July 17, 2014 — The New Hampshire attorney general's office will not enforce a state "buffer zone" law (SB 319) that took effect last week while a federal judge considers a related lawsuit over the law's constitutionality, the Portsmouth Herald reports (Dinan, Portsmouth Herald, 7/15).
The law created a 25-foot buffer zone around abortion clinics in the state.
Last week, a Christian legal group filed a federal lawsuit against the law, alleging that the measure violates antiabortion-rights protesters' right to free speech. The group, called the Alliance Defending Freedom, is the same organization that led a challenge resulting in a recent Supreme Court ruling that struck down a Massachusetts "buffer zone" law.
The attorney general is confident that the law is constitutional, according to a spokesperson for New Hampshire Gov. Maggie Hassan (D). The New Hampshire law differs from the Massachusetts measure in that it gives clinics flexibility to determine the size of their buffer zone, as long as it does not exceed 25 feet (Women's Health Policy Report, 7/9).
According to the Herald, an initial hearing over the lawsuit is scheduled for July 25 in U.S. District Court. The case involves the Joan G. Loverling Center, a women's health center in Greenland, N.H. (Portsmouth Herald, 7/15).
Group Mulls Challenge to Pittsburgh Law
In related news, Matt Bowman, senior counsel at ADF, said that he is "looking very closely into the possibility" of filing suit against an ordinance in Pittsburgh that created a 15-foot buffer zone around abortion clinics, the Pittsburgh Tribune-Review reports.
Meanwhile, Tim McNulty, a spokesperson for Mayor Bill Peduto, said city officials intend to keep enforcing the law.

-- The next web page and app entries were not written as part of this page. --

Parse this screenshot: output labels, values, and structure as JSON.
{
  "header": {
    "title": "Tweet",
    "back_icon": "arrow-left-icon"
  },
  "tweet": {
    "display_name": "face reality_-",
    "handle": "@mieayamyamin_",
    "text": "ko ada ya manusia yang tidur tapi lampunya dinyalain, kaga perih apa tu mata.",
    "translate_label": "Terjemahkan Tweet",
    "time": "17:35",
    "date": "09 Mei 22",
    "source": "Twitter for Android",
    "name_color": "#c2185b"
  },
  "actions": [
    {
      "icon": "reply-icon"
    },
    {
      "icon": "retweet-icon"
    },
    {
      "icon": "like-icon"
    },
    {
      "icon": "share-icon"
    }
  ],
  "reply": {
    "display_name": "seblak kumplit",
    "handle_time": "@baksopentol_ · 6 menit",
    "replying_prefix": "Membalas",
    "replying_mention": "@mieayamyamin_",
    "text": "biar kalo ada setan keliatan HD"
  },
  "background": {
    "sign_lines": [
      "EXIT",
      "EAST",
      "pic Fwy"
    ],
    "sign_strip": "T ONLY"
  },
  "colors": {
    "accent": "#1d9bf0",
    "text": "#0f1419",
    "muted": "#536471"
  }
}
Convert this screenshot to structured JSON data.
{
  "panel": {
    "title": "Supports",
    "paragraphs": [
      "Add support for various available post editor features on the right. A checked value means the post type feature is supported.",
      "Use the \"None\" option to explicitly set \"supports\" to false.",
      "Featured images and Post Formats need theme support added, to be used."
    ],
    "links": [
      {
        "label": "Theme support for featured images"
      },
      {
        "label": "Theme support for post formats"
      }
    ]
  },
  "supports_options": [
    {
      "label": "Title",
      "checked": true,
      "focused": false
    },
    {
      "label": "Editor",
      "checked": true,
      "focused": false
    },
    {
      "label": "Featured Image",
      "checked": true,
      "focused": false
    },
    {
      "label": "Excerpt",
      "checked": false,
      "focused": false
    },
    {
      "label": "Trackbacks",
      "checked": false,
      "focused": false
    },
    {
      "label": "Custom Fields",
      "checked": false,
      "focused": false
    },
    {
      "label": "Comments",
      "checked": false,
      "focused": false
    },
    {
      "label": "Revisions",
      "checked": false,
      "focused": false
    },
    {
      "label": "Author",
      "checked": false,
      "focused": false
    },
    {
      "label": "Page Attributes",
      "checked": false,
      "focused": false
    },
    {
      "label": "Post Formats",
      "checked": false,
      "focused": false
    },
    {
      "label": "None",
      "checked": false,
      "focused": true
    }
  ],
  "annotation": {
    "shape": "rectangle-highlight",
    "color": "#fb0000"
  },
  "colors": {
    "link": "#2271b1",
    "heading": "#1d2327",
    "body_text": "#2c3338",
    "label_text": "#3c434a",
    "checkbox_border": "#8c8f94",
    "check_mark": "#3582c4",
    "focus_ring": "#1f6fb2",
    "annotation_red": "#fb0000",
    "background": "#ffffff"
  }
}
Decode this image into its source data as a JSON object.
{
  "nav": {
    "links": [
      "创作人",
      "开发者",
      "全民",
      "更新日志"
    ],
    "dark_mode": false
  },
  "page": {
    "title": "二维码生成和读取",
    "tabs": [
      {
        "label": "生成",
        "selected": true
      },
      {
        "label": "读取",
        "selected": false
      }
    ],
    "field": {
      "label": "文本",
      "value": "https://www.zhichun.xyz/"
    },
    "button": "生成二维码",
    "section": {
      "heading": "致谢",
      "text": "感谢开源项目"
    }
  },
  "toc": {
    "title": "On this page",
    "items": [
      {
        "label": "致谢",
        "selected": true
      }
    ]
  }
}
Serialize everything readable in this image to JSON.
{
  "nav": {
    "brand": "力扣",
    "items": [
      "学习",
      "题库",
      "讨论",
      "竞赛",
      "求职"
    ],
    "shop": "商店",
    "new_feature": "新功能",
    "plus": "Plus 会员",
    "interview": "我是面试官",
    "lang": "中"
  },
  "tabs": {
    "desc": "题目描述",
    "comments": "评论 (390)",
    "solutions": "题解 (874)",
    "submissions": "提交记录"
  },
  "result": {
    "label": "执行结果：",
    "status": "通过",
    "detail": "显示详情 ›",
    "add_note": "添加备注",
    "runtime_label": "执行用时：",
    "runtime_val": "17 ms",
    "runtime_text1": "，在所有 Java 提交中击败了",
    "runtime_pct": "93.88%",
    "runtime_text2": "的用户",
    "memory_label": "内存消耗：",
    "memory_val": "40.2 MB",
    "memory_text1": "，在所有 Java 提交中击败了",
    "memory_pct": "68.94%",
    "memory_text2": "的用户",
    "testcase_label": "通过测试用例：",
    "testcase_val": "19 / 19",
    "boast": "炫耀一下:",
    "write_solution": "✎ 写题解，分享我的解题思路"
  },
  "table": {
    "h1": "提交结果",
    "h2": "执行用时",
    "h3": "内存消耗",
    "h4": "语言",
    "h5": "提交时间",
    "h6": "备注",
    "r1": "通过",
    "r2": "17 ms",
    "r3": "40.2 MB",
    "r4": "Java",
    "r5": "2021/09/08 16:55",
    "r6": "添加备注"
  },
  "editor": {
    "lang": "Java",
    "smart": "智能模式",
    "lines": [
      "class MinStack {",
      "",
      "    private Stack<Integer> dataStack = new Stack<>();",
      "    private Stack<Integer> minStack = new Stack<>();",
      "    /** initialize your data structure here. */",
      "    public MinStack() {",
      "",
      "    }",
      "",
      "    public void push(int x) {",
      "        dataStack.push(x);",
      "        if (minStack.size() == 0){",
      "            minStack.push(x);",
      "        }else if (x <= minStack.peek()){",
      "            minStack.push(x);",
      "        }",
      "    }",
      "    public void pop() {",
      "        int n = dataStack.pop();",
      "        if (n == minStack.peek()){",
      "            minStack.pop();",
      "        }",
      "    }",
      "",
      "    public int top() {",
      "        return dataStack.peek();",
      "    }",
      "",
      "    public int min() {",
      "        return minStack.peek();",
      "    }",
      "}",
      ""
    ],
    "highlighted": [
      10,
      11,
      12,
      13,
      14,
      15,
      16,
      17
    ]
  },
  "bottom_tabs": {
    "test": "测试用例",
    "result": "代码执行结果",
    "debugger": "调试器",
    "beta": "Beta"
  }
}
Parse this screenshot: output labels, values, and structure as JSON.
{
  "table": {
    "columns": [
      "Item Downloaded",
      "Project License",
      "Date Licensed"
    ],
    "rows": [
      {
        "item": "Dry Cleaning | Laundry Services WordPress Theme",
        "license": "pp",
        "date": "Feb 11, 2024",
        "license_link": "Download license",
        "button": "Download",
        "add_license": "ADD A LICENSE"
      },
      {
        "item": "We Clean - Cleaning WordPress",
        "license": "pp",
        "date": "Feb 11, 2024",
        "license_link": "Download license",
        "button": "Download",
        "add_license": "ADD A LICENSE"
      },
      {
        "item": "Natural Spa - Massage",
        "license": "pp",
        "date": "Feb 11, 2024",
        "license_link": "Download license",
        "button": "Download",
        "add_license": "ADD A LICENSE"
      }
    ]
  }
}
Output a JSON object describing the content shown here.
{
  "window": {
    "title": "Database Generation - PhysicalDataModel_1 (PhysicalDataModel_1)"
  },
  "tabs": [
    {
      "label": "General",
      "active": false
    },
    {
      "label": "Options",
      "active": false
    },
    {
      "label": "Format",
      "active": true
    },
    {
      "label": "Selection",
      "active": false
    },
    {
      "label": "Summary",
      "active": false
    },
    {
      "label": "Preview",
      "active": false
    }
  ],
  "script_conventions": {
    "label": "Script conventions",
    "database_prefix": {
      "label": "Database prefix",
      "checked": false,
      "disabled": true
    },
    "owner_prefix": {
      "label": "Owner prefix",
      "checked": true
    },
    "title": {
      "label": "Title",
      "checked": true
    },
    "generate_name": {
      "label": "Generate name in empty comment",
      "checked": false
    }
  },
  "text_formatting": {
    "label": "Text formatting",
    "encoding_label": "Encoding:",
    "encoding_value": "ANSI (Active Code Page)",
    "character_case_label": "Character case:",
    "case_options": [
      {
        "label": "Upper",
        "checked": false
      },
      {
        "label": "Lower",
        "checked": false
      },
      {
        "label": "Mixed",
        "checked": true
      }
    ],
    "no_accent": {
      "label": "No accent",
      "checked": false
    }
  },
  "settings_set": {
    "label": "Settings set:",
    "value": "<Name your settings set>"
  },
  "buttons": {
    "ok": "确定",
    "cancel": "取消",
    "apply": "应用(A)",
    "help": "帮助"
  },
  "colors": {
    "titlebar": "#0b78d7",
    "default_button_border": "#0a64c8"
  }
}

He said that the law is "a lot different from the Massachusetts zones" and "narrowly tailored enough to stand after the Supreme Court decision" that invalidated the Massachusetts law.
According to Planned Parenthood, harassment reports have declined substantially since the ordinance was enacted. Planned Parenthood spokesperson Aleigha Cavalier said, "It allows the protesters to say what they want to say, and allows our patients to get in the door without worrying about someone blocking it" (Smeltz, Pittsburgh Tribune-Review, 7/15).